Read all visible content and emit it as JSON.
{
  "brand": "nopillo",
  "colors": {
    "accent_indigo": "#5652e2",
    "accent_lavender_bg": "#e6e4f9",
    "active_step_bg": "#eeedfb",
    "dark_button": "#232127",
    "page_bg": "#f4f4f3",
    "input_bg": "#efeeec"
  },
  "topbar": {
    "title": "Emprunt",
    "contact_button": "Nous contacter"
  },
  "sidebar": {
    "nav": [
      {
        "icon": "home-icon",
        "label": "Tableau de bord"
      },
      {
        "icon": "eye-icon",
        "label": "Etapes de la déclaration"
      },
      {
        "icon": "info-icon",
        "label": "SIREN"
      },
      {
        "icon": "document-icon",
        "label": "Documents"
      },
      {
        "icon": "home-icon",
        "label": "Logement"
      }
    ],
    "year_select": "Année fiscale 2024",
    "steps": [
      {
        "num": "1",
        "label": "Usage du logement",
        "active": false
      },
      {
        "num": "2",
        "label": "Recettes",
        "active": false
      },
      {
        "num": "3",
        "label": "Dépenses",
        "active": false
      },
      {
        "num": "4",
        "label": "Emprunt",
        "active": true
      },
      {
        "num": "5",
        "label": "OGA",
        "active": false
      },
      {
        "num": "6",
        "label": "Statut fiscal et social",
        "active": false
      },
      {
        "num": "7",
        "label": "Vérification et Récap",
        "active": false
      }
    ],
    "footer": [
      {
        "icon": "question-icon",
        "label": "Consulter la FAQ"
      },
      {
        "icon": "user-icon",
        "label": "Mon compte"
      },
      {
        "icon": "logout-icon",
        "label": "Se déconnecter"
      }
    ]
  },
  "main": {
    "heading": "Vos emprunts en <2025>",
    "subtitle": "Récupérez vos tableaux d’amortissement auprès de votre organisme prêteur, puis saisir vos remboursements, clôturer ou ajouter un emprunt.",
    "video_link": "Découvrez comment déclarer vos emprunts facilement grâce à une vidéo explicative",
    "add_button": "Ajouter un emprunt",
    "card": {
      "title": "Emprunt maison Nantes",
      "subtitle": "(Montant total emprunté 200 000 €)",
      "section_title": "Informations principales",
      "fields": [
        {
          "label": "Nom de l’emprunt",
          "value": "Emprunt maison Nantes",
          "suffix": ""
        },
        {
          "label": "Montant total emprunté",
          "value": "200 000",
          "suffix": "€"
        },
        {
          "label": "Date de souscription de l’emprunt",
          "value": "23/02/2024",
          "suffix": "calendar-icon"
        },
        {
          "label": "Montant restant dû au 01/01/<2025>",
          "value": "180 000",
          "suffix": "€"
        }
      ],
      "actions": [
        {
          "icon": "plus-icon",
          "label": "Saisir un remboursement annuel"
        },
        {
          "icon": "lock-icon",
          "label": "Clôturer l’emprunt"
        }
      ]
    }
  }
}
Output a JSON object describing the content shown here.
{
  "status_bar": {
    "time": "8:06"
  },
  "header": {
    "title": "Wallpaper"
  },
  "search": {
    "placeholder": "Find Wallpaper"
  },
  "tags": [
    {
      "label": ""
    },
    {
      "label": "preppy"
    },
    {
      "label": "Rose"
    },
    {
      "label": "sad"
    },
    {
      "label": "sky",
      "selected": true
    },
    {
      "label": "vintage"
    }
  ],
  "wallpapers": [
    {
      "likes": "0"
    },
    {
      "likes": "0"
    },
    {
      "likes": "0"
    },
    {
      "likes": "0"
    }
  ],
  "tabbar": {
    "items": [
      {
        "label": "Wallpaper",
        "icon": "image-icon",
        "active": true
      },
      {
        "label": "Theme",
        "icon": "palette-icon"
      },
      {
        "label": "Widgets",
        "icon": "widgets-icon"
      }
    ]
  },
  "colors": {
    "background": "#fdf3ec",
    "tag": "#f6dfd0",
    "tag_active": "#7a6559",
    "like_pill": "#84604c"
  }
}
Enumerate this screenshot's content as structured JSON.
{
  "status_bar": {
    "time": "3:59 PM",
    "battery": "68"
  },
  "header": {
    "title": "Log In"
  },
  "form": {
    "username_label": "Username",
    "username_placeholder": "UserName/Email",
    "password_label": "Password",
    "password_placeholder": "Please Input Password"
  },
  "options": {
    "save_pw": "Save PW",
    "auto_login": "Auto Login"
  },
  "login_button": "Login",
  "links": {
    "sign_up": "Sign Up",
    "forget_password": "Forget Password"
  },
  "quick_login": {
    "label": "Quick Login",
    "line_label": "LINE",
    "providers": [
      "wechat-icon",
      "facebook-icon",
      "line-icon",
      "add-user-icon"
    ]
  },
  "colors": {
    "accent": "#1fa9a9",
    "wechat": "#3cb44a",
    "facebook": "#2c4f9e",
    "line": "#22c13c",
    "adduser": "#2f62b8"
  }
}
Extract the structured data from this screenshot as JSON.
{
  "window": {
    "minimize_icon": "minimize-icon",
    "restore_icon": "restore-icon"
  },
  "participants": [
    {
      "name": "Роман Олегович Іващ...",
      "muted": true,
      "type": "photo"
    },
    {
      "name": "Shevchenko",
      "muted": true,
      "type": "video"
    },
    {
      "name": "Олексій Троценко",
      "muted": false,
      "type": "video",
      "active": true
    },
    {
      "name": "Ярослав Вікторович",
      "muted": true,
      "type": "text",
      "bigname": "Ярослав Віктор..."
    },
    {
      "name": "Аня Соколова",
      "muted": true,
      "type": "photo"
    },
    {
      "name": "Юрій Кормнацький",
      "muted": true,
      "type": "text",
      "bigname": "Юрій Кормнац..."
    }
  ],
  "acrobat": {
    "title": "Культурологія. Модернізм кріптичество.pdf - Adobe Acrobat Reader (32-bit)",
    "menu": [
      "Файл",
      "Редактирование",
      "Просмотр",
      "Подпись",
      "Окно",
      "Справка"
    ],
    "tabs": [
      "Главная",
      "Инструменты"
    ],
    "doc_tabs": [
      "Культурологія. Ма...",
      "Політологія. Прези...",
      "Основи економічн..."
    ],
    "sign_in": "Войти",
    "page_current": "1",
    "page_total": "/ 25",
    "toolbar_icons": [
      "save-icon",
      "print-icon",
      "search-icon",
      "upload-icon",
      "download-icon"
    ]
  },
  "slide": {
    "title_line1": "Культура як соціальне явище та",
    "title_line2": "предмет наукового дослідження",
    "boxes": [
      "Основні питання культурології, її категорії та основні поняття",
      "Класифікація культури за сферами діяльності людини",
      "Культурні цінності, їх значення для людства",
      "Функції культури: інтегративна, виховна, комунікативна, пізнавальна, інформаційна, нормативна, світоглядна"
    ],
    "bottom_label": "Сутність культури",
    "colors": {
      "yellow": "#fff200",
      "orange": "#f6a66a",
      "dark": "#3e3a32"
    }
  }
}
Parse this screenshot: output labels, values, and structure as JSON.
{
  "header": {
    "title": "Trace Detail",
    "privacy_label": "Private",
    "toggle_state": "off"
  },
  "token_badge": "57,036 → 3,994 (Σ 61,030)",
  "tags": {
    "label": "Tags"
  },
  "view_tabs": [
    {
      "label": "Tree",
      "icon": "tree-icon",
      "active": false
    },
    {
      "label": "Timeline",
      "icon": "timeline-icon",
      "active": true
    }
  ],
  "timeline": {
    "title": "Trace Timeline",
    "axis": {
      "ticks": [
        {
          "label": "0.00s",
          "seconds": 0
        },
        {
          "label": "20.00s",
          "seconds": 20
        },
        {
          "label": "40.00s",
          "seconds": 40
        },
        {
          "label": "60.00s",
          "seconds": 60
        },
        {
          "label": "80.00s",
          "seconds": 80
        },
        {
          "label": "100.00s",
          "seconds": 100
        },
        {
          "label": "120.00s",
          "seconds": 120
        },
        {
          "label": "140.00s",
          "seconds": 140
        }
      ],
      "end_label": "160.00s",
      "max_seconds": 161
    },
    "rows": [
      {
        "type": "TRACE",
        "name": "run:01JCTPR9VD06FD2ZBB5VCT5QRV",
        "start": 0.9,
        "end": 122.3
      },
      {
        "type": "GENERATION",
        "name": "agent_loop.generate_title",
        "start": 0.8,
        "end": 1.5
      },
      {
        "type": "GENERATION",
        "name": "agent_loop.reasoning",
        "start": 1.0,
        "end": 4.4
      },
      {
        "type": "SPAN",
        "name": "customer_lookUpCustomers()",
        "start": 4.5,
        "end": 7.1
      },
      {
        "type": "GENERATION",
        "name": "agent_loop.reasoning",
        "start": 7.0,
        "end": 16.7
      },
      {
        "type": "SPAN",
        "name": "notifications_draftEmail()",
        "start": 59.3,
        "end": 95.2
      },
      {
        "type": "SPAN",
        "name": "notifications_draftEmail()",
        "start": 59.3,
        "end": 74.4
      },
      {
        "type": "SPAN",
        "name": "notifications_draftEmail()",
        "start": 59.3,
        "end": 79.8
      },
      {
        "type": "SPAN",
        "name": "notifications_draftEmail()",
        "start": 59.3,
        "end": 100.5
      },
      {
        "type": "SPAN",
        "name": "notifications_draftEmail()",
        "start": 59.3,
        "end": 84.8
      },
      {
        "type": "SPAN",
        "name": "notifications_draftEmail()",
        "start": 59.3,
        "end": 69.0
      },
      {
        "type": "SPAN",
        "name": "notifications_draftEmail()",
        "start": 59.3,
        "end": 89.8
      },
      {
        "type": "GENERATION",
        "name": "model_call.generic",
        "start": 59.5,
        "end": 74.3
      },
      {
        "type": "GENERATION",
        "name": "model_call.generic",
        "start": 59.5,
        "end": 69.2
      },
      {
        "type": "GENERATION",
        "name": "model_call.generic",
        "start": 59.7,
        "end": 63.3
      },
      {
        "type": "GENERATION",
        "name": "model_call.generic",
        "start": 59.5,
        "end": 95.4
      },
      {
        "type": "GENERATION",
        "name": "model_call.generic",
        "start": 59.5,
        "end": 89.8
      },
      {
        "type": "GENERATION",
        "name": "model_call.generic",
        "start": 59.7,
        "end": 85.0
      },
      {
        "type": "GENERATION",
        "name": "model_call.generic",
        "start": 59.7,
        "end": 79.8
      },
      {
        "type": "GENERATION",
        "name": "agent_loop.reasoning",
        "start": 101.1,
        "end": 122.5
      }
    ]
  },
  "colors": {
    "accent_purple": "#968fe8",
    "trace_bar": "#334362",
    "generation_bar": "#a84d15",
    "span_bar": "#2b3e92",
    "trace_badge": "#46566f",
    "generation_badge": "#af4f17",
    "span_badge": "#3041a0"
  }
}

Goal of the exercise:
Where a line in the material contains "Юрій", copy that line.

Solved problem:
      "name": "Юрій Кормнацький",
      "bigname": "Юрій Кормнац..."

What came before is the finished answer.